Situation in Nepal

Situation in Nepal

Countless children live on the streets of the capital Kathmandu, having run away from indentured servitude or been abandoned by parents. Child labor is high with 34% of children between the ages of 5 and 14 working. (UNICEF 2012.) Children as young as 5 are indentured. Education is not compulsory and only families who can afford it are able to send their children to school. Some government schools provide free education, but many families cannot afford school uniforms and supplies.

Few employment opportunities exist for women in the neighborhood where House with Heart (HwH) operates,. The main source is low-paying jobs in carpet factories that require long work hours. Childcare is most often not available, and sometimes babies are shut up in a room and left alone for many hours. It is not unusual to see children too young to even care for themselves left in charge of their younger siblings.  

HwH is located in the Aarubari section of the Kathmandu Valley about an hour-long bus ride from the city center. It is one of the poorest areas the valley.

Nepal is a country is one of the poorest countries in the world. Few government sources are available to provide a safety net for its citizens, and there are not nearly enough non-profits to fill the gap.

Children and women, in particular, are vulnerable in this society. The low status of women contributes to the frequent abuse and abandonment of wives and children.

Girls often received less education than boys: 66% of girls attend secondary school compared to 74% of boys. By the time they are 18, 40.7% of girls are married. (UNICEF 2012.) Many also have multiple children by this age.

Nepal Facts


Of the people living in Nepal, 25 percent are living below the poverty line, having just U.S. 50 cents per day. This makes Nepal one of the poorest countries in the world.


Nepal is a country prone to a number of natural disasters.
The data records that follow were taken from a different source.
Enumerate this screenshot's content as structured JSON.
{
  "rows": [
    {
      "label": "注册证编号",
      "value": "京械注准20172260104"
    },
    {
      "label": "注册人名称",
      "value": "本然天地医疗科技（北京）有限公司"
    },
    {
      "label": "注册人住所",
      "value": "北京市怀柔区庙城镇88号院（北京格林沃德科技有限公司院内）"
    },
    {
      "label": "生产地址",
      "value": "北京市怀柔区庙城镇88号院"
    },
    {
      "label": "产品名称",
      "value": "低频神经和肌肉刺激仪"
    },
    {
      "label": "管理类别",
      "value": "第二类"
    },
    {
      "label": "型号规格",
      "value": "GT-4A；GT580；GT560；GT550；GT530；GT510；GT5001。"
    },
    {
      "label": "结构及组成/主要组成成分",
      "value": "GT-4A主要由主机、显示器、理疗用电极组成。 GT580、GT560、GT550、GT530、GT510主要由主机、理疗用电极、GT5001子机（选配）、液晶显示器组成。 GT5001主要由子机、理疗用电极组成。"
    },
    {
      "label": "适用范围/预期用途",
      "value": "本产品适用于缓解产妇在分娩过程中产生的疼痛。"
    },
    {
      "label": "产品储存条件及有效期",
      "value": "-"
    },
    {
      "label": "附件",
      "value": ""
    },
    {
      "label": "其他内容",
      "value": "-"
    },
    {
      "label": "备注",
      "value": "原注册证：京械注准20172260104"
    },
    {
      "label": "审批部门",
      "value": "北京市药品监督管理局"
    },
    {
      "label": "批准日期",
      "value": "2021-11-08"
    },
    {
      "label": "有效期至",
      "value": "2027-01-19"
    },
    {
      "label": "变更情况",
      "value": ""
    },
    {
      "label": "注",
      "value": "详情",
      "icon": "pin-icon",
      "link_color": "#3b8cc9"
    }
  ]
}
It was hit by a massive earthquake in 2015, which took the lives of thousands of people and destroyed a chunk of property in the capital (Kathmandu). Nepal is also prone to a huge number of landslides that block roads and kill people.


Around 5 million people in Nepal are undernourished.

20 percent of households are mildly food insecure, 22 percent are moderately food insecure and 10 percent are severely food insecure, according to the 2016 Nepal Demographic and Health Survey